New Evidence that Californians made a Mistake Yesterday

Californians made many mistakes yesterday in electing Gov. Jerry Brown, re-electing Senator Barbara Boxer and voting down Proposition 23.

The biggest mistake of all, however, was in rejecting the Tax and Regulate Cannabis Act, or Prop. 19. For all of my editorializing (see here, here and here), I couldn’t sway the majority of Californians to vote in favor of legalizing recreational use of marijuana.

Tragically, new evidence out of Portugal that supports my arguments came to my attention just hours after the polls closed. Australian researchers purport to show that decriminalization of illicit substances has led to significantly lower levels of crime and abuse. From the abstract:

“This paper examines the case of Portugal, a nation that decriminalized the use and possession of all illicit drugs on 1 July 2001. Drawing upon independent evaluations and interviews conducted with 13 key stakeholders in 2007 and 2009, it critically analyses the criminal justice and health impacts against trends from neighbouring Spain and Italy. It concludes that contrary to predictions, the Portuguese decriminalization did not lead to major increases in drug use. Indeed, evidence indicates reductions in problematic use, drug-related harms and criminal justice overcrowding.”

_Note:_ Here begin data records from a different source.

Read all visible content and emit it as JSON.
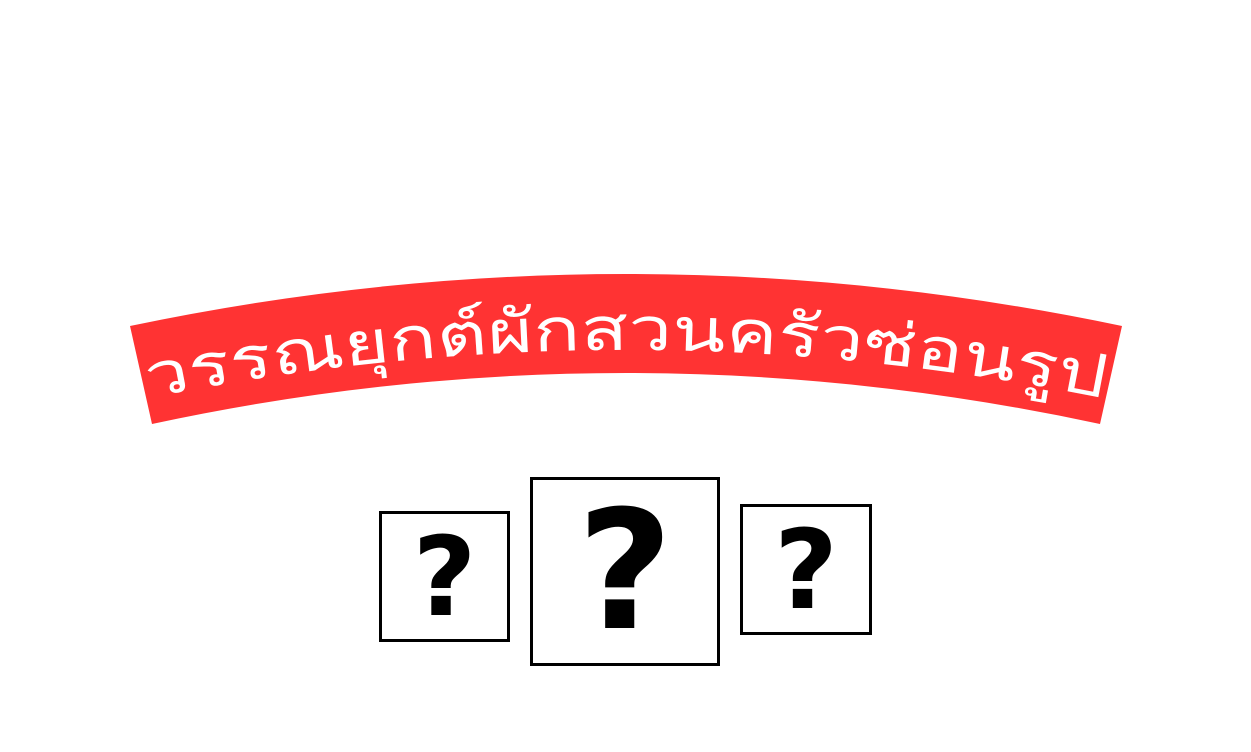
{
  "banner": {
    "title": "วรรณยุกต์ผักสวนครัวซ่อนรูป",
    "color": "#ff3333",
    "text_color": "#ffffff"
  },
  "cards": [
    {
      "symbol": "?",
      "icon": "question-mark-icon"
    },
    {
      "symbol": "?",
      "icon": "question-mark-icon"
    },
    {
      "symbol": "?",
      "icon": "question-mark-icon"
    }
  ]
}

You can find the entire paper here.

H/T: Tyler Cowen

  • http://mwhooten@berkeley.edu Mason Hooten

    I completely agree, you’d think in a time of sever budget crisis the state would decriminalize something which hinders employment due to antiquated ideas about the war on drugs.

  • http://caseyjgiven.wordpress.com Casey Given

    While I agree that California should completely legalize marijuana, it should be noted that it is decriminalized. Governor Schwarzenegger signed this policy into law last month:
    http://stopthedrugwar.org/chronicle/2010/oct/01/california_governor_signs_mariju

    Thus, hopefully we’ll see results similar to Portugal’s in a few years.